**Assignment**
Please reproduce every record exactly as written, leaving out the pictures.

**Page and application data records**
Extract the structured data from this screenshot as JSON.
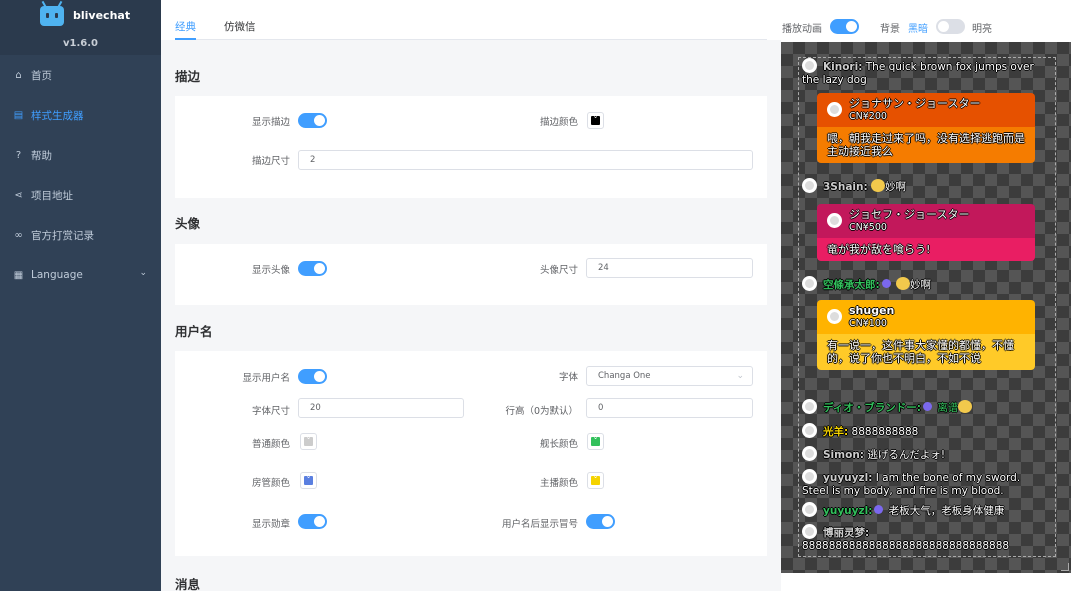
{
  "app": {
    "title": "blivechat",
    "version": "v1.6.0"
  },
  "sidebar": {
    "items": [
      {
        "label": "首页"
      },
      {
        "label": "样式生成器"
      },
      {
        "label": "帮助"
      },
      {
        "label": "项目地址"
      },
      {
        "label": "官方打赏记录"
      },
      {
        "label": "Language"
      }
    ]
  },
  "tabs": [
    "经典",
    "仿微信"
  ],
  "sections": {
    "outline": {
      "title": "描边",
      "show_label": "显示描边",
      "color_label": "描边颜色",
      "color": "#000000",
      "size_label": "描边尺寸",
      "size": "2"
    },
    "avatar": {
      "title": "头像",
      "show_label": "显示头像",
      "size_label": "头像尺寸",
      "size": "24"
    },
    "username": {
      "title": "用户名",
      "show_label": "显示用户名",
      "font_label": "字体",
      "font": "Changa One",
      "fontsize_label": "字体尺寸",
      "fontsize": "20",
      "lineheight_label": "行高（0为默认）",
      "lineheight": "0",
      "normal_color_label": "普通颜色",
      "normal_color": "#cccccc",
      "captain_color_label": "舰长颜色",
      "captain_color": "#32c05c",
      "admin_color_label": "房管颜色",
      "admin_color": "#5a7fe0",
      "owner_color_label": "主播颜色",
      "owner_color": "#f5d300",
      "medal_label": "显示勋章",
      "after_medal_label": "用户名后显示冒号"
    },
    "message": {
      "title": "消息"
    }
  },
  "topbar": {
    "anim_label": "播放动画",
    "bg_label": "背景",
    "dark_label": "黑暗",
    "light_label": "明亮"
  },
  "colors": {
    "accent": "#409eff",
    "sidebar": "#304156"
  },
  "preview": {
    "m1": {
      "name": "Kinori:",
      "text": "The quick brown fox jumps over the lazy dog"
    },
    "sc1": {
      "name": "ジョナサン・ジョースター",
      "price": "CN¥200",
      "text": "喂，朝我走过来了吗，没有选择逃跑而是主动接近我么"
    },
    "m2": {
      "name": "3Shain:",
      "text": "妙啊"
    },
    "sc2": {
      "name": "ジョセフ・ジョースター",
      "price": "CN¥500",
      "text": "竜が我が敌を喰らう!"
    },
    "m3": {
      "name": "空條承太郎:",
      "text": "妙啊"
    },
    "sc3": {
      "name": "shugen",
      "price": "CN¥100",
      "text": "有一说一，这件事大家懂的都懂，不懂的，说了你也不明白，不如不说"
    },
    "m4": {
      "name": "ディオ・ブランドー:",
      "text": "离谱"
    },
    "m5": {
      "name": "光羊:",
      "text": "8888888888"
    },
    "m6": {
      "name": "Simon:",
      "text": "逃げるんだよォ!"
    },
    "m7": {
      "name": "yuyuyzl:",
      "text": "I am the bone of my sword. Steel is my body, and fire is my blood."
    },
    "m8": {
      "name": "yuyuyzl:",
      "text": "老板大气，老板身体健康"
    },
    "m9": {
      "name": "博丽灵梦:",
      "text": "8888888888888888888888888888888"
    }
  }
}
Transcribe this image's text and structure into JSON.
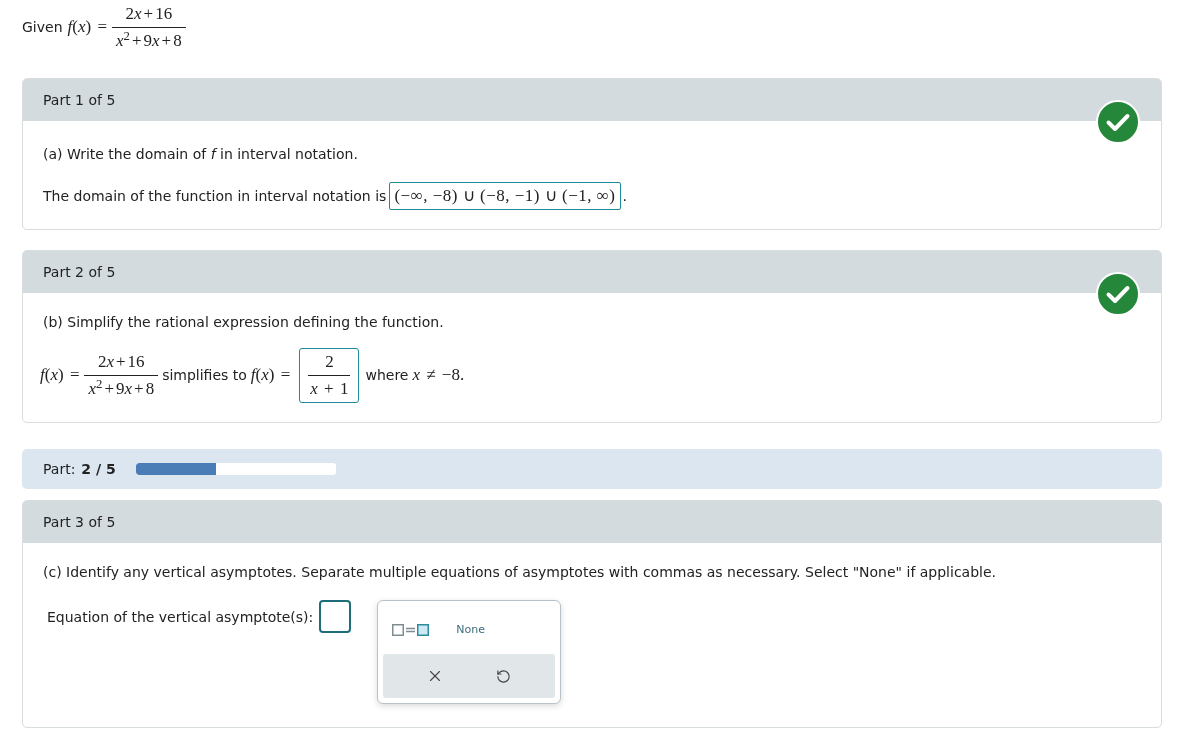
{
  "given": {
    "label": "Given",
    "lhs": "f(x) =",
    "numerator": "2x+16",
    "denominator": "x$^{2}$+9x+8"
  },
  "completed_parts": [
    {
      "kind": "domain",
      "title": "Part 1 of 5",
      "correct": true,
      "question": "(a) Write the domain of *f* in interval notation.",
      "answer_label": "The domain of the function in interval notation is",
      "answer": "(−∞, −8) ∪ (−8, −1) ∪ (−1, ∞)",
      "suffix": "."
    },
    {
      "kind": "simplify",
      "title": "Part 2 of 5",
      "correct": true,
      "question": "(b) Simplify the rational expression defining the function.",
      "lhs": "f(x) =",
      "numerator": "2x+16",
      "denominator": "x$^{2}$+9x+8",
      "middle": "simplifies to",
      "answer_lhs": "f(x) =",
      "answer_numerator": "2",
      "answer_denominator": "x + 1",
      "condition_label": "where",
      "condition": "x ≠ −8."
    }
  ],
  "progress": {
    "label": "Part:",
    "value": "2 / 5",
    "level": 0.4
  },
  "current_part": {
    "title": "Part 3 of 5",
    "question": "(c) Identify any vertical asymptotes. Separate multiple equations of asymptotes with commas as necessary. Select \"None\" if applicable.",
    "answer_label": "Equation of the vertical asymptote(s):",
    "keypad": {
      "none_button": "None"
    }
  }
}
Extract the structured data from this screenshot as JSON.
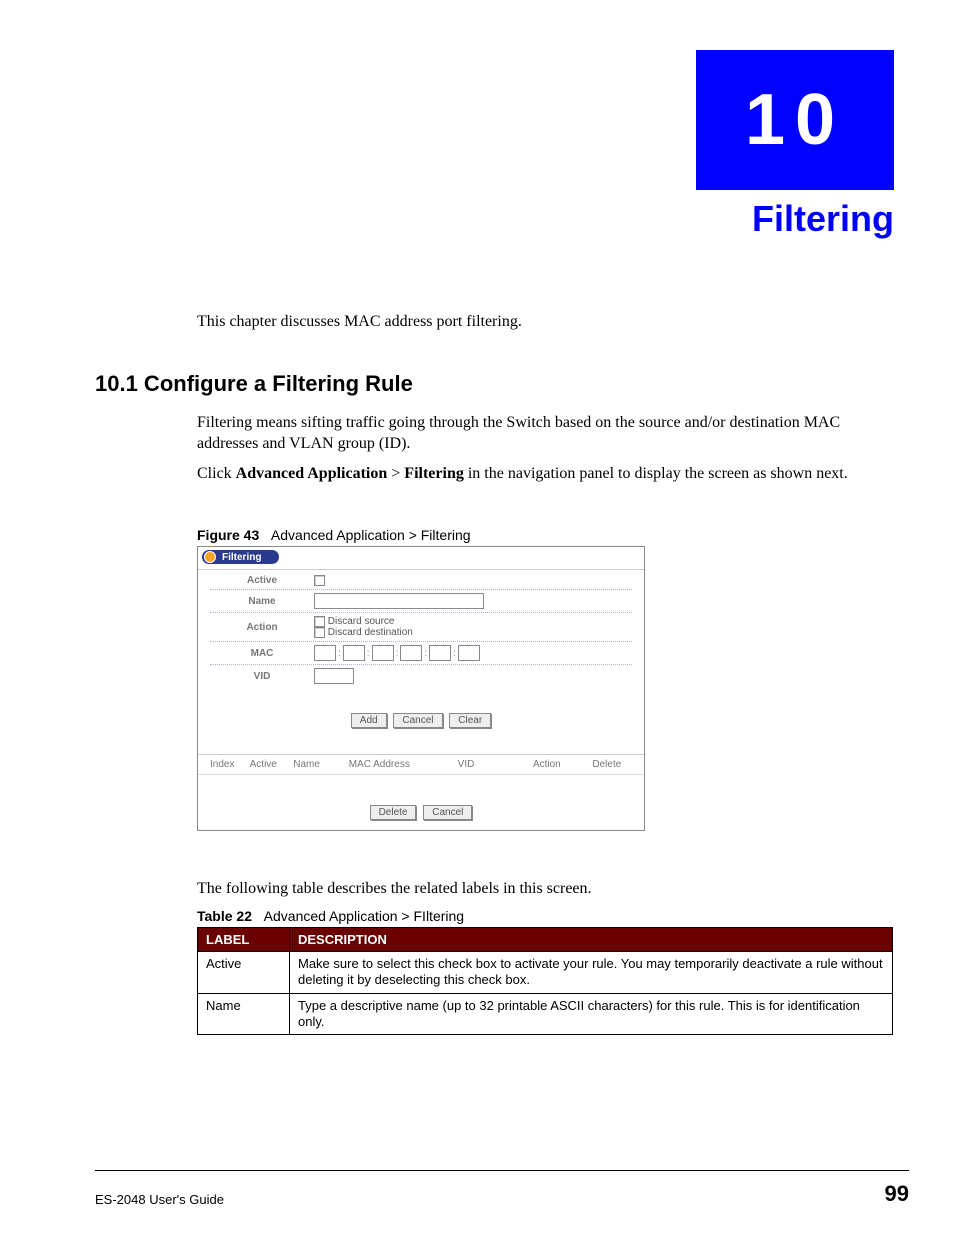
{
  "chapter": {
    "number": "10",
    "title": "Filtering"
  },
  "intro": "This chapter discusses MAC address port filtering.",
  "section": {
    "heading": "10.1  Configure a Filtering Rule",
    "body1": "Filtering means sifting traffic going through the Switch based on the source and/or destination MAC addresses and VLAN group (ID).",
    "body2_pre": "Click ",
    "body2_b1": "Advanced Application",
    "body2_mid": " > ",
    "body2_b2": "Filtering",
    "body2_post": " in the navigation panel to display the screen as shown next."
  },
  "figure": {
    "label": "Figure 43",
    "title": "Advanced Application > Filtering"
  },
  "screenshot": {
    "title": "Filtering",
    "labels": {
      "active": "Active",
      "name": "Name",
      "action": "Action",
      "mac": "MAC",
      "vid": "VID"
    },
    "action_opts": {
      "discard_src": "Discard source",
      "discard_dst": "Discard destination"
    },
    "buttons": {
      "add": "Add",
      "cancel": "Cancel",
      "clear": "Clear",
      "delete": "Delete"
    },
    "table_headers": {
      "index": "Index",
      "active": "Active",
      "name": "Name",
      "mac": "MAC Address",
      "vid": "VID",
      "action": "Action",
      "delete": "Delete"
    }
  },
  "post_figure": "The following table describes the related labels in this screen.",
  "table": {
    "label": "Table 22",
    "title": "Advanced Application > FIltering",
    "headers": {
      "label": "LABEL",
      "description": "DESCRIPTION"
    },
    "rows": [
      {
        "label": "Active",
        "desc": "Make sure to select this check box to activate your rule. You may temporarily deactivate a rule without deleting it by deselecting this check box."
      },
      {
        "label": "Name",
        "desc": "Type a descriptive name (up to 32 printable ASCII characters) for this rule. This is for identification only."
      }
    ]
  },
  "footer": {
    "guide": "ES-2048 User's Guide",
    "page": "99"
  }
}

**Answer area**
Extract the structured data from this screenshot as JSON.
{
  "app": {
    "title": "blivechat",
    "version": "v1.6.0"
  },
  "sidebar": {
    "items": [
      {
        "label": "首页"
      },
      {
        "label": "样式生成器"
      },
      {
        "label": "帮助"
      },
      {
        "label": "项目地址"
      },
      {
        "label": "官方打赏记录"
      },
      {
        "label": "Language"
      }
    ]
  },
  "tabs": [
    "经典",
    "仿微信"
  ],
  "sections": {
    "outline": {
      "title": "描边",
      "show_label": "显示描边",
      "color_label": "描边颜色",
      "color": "#000000",
      "size_label": "描边尺寸",
      "size": "2"
    },
    "avatar": {
      "title": "头像",
      "show_label": "显示头像",
      "size_label": "头像尺寸",
      "size": "24"
    },
    "username": {
      "title": "用户名",
      "show_label": "显示用户名",
      "font_label": "字体",
      "font": "Changa One",
      "fontsize_label": "字体尺寸",
      "fontsize": "20",
      "lineheight_label": "行高（0为默认）",
      "lineheight": "0",
      "normal_color_label": "普通颜色",
      "normal_color": "#cccccc",
      "captain_color_label": "舰长颜色",
      "captain_color": "#32c05c",
      "admin_color_label": "房管颜色",
      "admin_color": "#5a7fe0",
      "owner_color_label": "主播颜色",
      "owner_color": "#f5d300",
      "medal_label": "显示勋章",
      "after_medal_label": "用户名后显示冒号"
    },
    "message": {
      "title": "消息"
    }
  },
  "topbar": {
    "anim_label": "播放动画",
    "bg_label": "背景",
    "dark_label": "黑暗",
    "light_label": "明亮"
  },
  "colors": {
    "accent": "#409eff",
    "sidebar": "#304156"
  },
  "preview": {
    "m1": {
      "name": "Kinori:",
      "text": "The quick brown fox jumps over the lazy dog"
    },
    "sc1": {
      "name": "ジョナサン・ジョースター",
      "price": "CN¥200",
      "text": "喂，朝我走过来了吗，没有选择逃跑而是主动接近我么"
    },
    "m2": {
      "name": "3Shain:",
      "text": "妙啊"
    },
    "sc2": {
      "name": "ジョセフ・ジョースター",
      "price": "CN¥500",
      "text": "竜が我が敌を喰らう!"
    },
    "m3": {
      "name": "空條承太郎:",
      "text": "妙啊"
    },
    "sc3": {
      "name": "shugen",
      "price": "CN¥100",
      "text": "有一说一，这件事大家懂的都懂，不懂的，说了你也不明白，不如不说"
    },
    "m4": {
      "name": "ディオ・ブランドー:",
      "text": "离谱"
    },
    "m5": {
      "name": "光羊:",
      "text": "8888888888"
    },
    "m6": {
      "name": "Simon:",
      "text": "逃げるんだよォ!"
    },
    "m7": {
      "name": "yuyuyzl:",
      "text": "I am the bone of my sword. Steel is my body, and fire is my blood."
    },
    "m8": {
      "name": "yuyuyzl:",
      "text": "老板大气，老板身体健康"
    },
    "m9": {
      "name": "博丽灵梦:",
      "text": "8888888888888888888888888888888"
    }
  }
}
Transcribe this image's text and structure into JSON.
{
  "given": {
    "label": "Given",
    "lhs": "f(x) =",
    "numerator": "2x+16",
    "denominator": "x$^{2}$+9x+8"
  },
  "completed_parts": [
    {
      "kind": "domain",
      "title": "Part 1 of 5",
      "correct": true,
      "question": "(a) Write the domain of *f* in interval notation.",
      "answer_label": "The domain of the function in interval notation is",
      "answer": "(−∞, −8) ∪ (−8, −1) ∪ (−1, ∞)",
      "suffix": "."
    },
    {
      "kind": "simplify",
      "title": "Part 2 of 5",
      "correct": true,
      "question": "(b) Simplify the rational expression defining the function.",
      "lhs": "f(x) =",
      "numerator": "2x+16",
      "denominator": "x$^{2}$+9x+8",
      "middle": "simplifies to",
      "answer_lhs": "f(x) =",
      "answer_numerator": "2",
      "answer_denominator": "x + 1",
      "condition_label": "where",
      "condition": "x ≠ −8."
    }
  ],
  "progress": {
    "label": "Part:",
    "value": "2 / 5",
    "level": 0.4
  },
  "current_part": {
    "title": "Part 3 of 5",
    "question": "(c) Identify any vertical asymptotes. Separate multiple equations of asymptotes with commas as necessary. Select \"None\" if applicable.",
    "answer_label": "Equation of the vertical asymptote(s):",
    "keypad": {
      "none_button": "None"
    }
  }
}
Extract the structured data from this screenshot as JSON.
{
  "chapter": {
    "number": "10",
    "title": "Filtering"
  },
  "intro": "This chapter discusses MAC address port filtering.",
  "section": {
    "heading": "10.1  Configure a Filtering Rule",
    "body1": "Filtering means sifting traffic going through the Switch based on the source and/or destination MAC addresses and VLAN group (ID).",
    "body2_pre": "Click ",
    "body2_b1": "Advanced Application",
    "body2_mid": " > ",
    "body2_b2": "Filtering",
    "body2_post": " in the navigation panel to display the screen as shown next."
  },
  "figure": {
    "label": "Figure 43",
    "title": "Advanced Application > Filtering"
  },
  "screenshot": {
    "title": "Filtering",
    "labels": {
      "active": "Active",
      "name": "Name",
      "action": "Action",
      "mac": "MAC",
      "vid": "VID"
    },
    "action_opts": {
      "discard_src": "Discard source",
      "discard_dst": "Discard destination"
    },
    "buttons": {
      "add": "Add",
      "cancel": "Cancel",
      "clear": "Clear",
      "delete": "Delete"
    },
    "table_headers": {
      "index": "Index",
      "active": "Active",
      "name": "Name",
      "mac": "MAC Address",
      "vid": "VID",
      "action": "Action",
      "delete": "Delete"
    }
  },
  "post_figure": "The following table describes the related labels in this screen.",
  "table": {
    "label": "Table 22",
    "title": "Advanced Application > FIltering",
    "headers": {
      "label": "LABEL",
      "description": "DESCRIPTION"
    },
    "rows": [
      {
        "label": "Active",
        "desc": "Make sure to select this check box to activate your rule. You may temporarily deactivate a rule without deleting it by deselecting this check box."
      },
      {
        "label": "Name",
        "desc": "Type a descriptive name (up to 32 printable ASCII characters) for this rule. This is for identification only."
      }
    ]
  },
  "footer": {
    "guide": "ES-2048 User's Guide",
    "page": "99"
  }
}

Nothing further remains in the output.